▸ **Given data**

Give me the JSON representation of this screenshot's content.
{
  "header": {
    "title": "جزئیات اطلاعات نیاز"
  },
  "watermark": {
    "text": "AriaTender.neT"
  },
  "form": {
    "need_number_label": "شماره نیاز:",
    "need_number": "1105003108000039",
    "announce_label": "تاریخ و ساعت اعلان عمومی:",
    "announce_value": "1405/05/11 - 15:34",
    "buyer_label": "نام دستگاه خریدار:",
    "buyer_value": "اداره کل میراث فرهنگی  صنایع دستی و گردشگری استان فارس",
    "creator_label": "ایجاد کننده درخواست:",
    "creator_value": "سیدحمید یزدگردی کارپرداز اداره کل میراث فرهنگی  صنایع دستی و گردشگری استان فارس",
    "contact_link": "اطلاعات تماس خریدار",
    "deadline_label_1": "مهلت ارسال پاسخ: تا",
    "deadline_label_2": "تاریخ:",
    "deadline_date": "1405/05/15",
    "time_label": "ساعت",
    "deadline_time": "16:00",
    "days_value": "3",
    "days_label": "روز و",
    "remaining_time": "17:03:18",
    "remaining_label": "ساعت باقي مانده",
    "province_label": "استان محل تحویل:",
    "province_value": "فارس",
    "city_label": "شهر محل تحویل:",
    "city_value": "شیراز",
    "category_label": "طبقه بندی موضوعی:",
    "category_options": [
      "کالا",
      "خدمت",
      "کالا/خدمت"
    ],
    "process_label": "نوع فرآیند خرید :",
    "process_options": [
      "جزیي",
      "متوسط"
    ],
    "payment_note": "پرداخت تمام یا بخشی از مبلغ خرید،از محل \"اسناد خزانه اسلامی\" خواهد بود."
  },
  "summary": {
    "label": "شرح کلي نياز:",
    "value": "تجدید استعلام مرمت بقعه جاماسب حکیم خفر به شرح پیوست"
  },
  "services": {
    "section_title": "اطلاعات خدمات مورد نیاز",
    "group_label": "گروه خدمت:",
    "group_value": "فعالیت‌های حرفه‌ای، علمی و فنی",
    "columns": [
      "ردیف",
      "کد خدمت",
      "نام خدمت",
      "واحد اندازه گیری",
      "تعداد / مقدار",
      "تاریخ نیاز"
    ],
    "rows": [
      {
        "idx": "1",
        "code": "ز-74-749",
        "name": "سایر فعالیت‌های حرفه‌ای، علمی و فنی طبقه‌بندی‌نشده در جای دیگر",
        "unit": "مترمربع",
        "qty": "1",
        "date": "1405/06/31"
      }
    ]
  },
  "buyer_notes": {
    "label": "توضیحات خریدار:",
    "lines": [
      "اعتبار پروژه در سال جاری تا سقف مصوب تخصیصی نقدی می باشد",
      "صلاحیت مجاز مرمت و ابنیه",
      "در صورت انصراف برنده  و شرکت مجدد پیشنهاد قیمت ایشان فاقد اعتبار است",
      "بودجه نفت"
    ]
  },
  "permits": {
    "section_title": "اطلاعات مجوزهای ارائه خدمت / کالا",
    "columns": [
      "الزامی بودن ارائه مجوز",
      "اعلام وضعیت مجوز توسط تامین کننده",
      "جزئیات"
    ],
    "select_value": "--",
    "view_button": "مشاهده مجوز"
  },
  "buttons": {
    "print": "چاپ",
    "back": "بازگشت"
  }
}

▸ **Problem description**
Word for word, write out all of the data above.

▸ **Task solution**
Give me the JSON representation of this screenshot's content.
{
  "header": {
    "title": "جزئیات اطلاعات نیاز"
  },
  "watermark": {
    "text": "AriaTender.neT"
  },
  "form": {
    "need_number_label": "شماره نیاز:",
    "need_number": "1105003108000039",
    "announce_label": "تاریخ و ساعت اعلان عمومی:",
    "announce_value": "1405/05/11 - 15:34",
    "buyer_label": "نام دستگاه خریدار:",
    "buyer_value": "اداره کل میراث فرهنگی  صنایع دستی و گردشگری استان فارس",
    "creator_label": "ایجاد کننده درخواست:",
    "creator_value": "سیدحمید یزدگردی کارپرداز اداره کل میراث فرهنگی  صنایع دستی و گردشگری استان فارس",
    "contact_link": "اطلاعات تماس خریدار",
    "deadline_label_1": "مهلت ارسال پاسخ: تا",
    "deadline_label_2": "تاریخ:",
    "deadline_date": "1405/05/15",
    "time_label": "ساعت",
    "deadline_time": "16:00",
    "days_value": "3",
    "days_label": "روز و",
    "remaining_time": "17:03:18",
    "remaining_label": "ساعت باقي مانده",
    "province_label": "استان محل تحویل:",
    "province_value": "فارس",
    "city_label": "شهر محل تحویل:",
    "city_value": "شیراز",
    "category_label": "طبقه بندی موضوعی:",
    "category_options": [
      "کالا",
      "خدمت",
      "کالا/خدمت"
    ],
    "process_label": "نوع فرآیند خرید :",
    "process_options": [
      "جزیي",
      "متوسط"
    ],
    "payment_note": "پرداخت تمام یا بخشی از مبلغ خرید،از محل \"اسناد خزانه اسلامی\" خواهد بود."
  },
  "summary": {
    "label": "شرح کلي نياز:",
    "value": "تجدید استعلام مرمت بقعه جاماسب حکیم خفر به شرح پیوست"
  },
  "services": {
    "section_title": "اطلاعات خدمات مورد نیاز",
    "group_label": "گروه خدمت:",
    "group_value": "فعالیت‌های حرفه‌ای، علمی و فنی",
    "columns": [
      "ردیف",
      "کد خدمت",
      "نام خدمت",
      "واحد اندازه گیری",
      "تعداد / مقدار",
      "تاریخ نیاز"
    ],
    "rows": [
      {
        "idx": "1",
        "code": "ز-74-749",
        "name": "سایر فعالیت‌های حرفه‌ای، علمی و فنی طبقه‌بندی‌نشده در جای دیگر",
        "unit": "مترمربع",
        "qty": "1",
        "date": "1405/06/31"
      }
    ]
  },
  "buyer_notes": {
    "label": "توضیحات خریدار:",
    "lines": [
      "اعتبار پروژه در سال جاری تا سقف مصوب تخصیصی نقدی می باشد",
      "صلاحیت مجاز مرمت و ابنیه",
      "در صورت انصراف برنده  و شرکت مجدد پیشنهاد قیمت ایشان فاقد اعتبار است",
      "بودجه نفت"
    ]
  },
  "permits": {
    "section_title": "اطلاعات مجوزهای ارائه خدمت / کالا",
    "columns": [
      "الزامی بودن ارائه مجوز",
      "اعلام وضعیت مجوز توسط تامین کننده",
      "جزئیات"
    ],
    "select_value": "--",
    "view_button": "مشاهده مجوز"
  },
  "buttons": {
    "print": "چاپ",
    "back": "بازگشت"
  }
}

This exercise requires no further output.